• [Requirement]:
Verbatim reproduction of the entries is required; images must be omitted.

• [Supplied data]:
————————

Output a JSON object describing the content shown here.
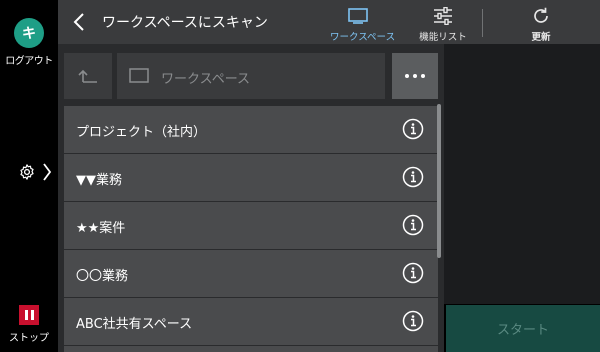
{
  "sidebar": {
    "logout_icon_char": "キ",
    "logout_label": "ログアウト",
    "stop_label": "ストップ",
    "stop_color": "#c8102e",
    "logout_color": "#1e9e86"
  },
  "header": {
    "title": "ワークスペースにスキャン",
    "tabs": [
      {
        "label": "ワークスペース",
        "icon": "monitor-icon",
        "active": true
      },
      {
        "label": "機能リスト",
        "icon": "sliders-icon",
        "active": false
      },
      {
        "label": "更新",
        "icon": "refresh-icon",
        "active": false
      }
    ]
  },
  "toolbar": {
    "path_placeholder": "ワークスペース"
  },
  "list": {
    "items": [
      {
        "label": "プロジェクト（社内）"
      },
      {
        "label": "▼▼業務"
      },
      {
        "label": "★★案件"
      },
      {
        "label": "〇〇業務"
      },
      {
        "label": "ABC社共有スペース"
      }
    ]
  },
  "start_label": "スタート",
  "colors": {
    "active_tab": "#7ec4f4",
    "start_bg": "#174a42"
  }
}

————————

• [Solution for this exercise]:
Output a JSON object describing the content shown here.
{
  "sidebar": {
    "logout_icon_char": "キ",
    "logout_label": "ログアウト",
    "stop_label": "ストップ",
    "stop_color": "#c8102e",
    "logout_color": "#1e9e86"
  },
  "header": {
    "title": "ワークスペースにスキャン",
    "tabs": [
      {
        "label": "ワークスペース",
        "icon": "monitor-icon",
        "active": true
      },
      {
        "label": "機能リスト",
        "icon": "sliders-icon",
        "active": false
      },
      {
        "label": "更新",
        "icon": "refresh-icon",
        "active": false
      }
    ]
  },
  "toolbar": {
    "path_placeholder": "ワークスペース"
  },
  "list": {
    "items": [
      {
        "label": "プロジェクト（社内）"
      },
      {
        "label": "▼▼業務"
      },
      {
        "label": "★★案件"
      },
      {
        "label": "〇〇業務"
      },
      {
        "label": "ABC社共有スペース"
      }
    ]
  },
  "start_label": "スタート",
  "colors": {
    "active_tab": "#7ec4f4",
    "start_bg": "#174a42"
  }
}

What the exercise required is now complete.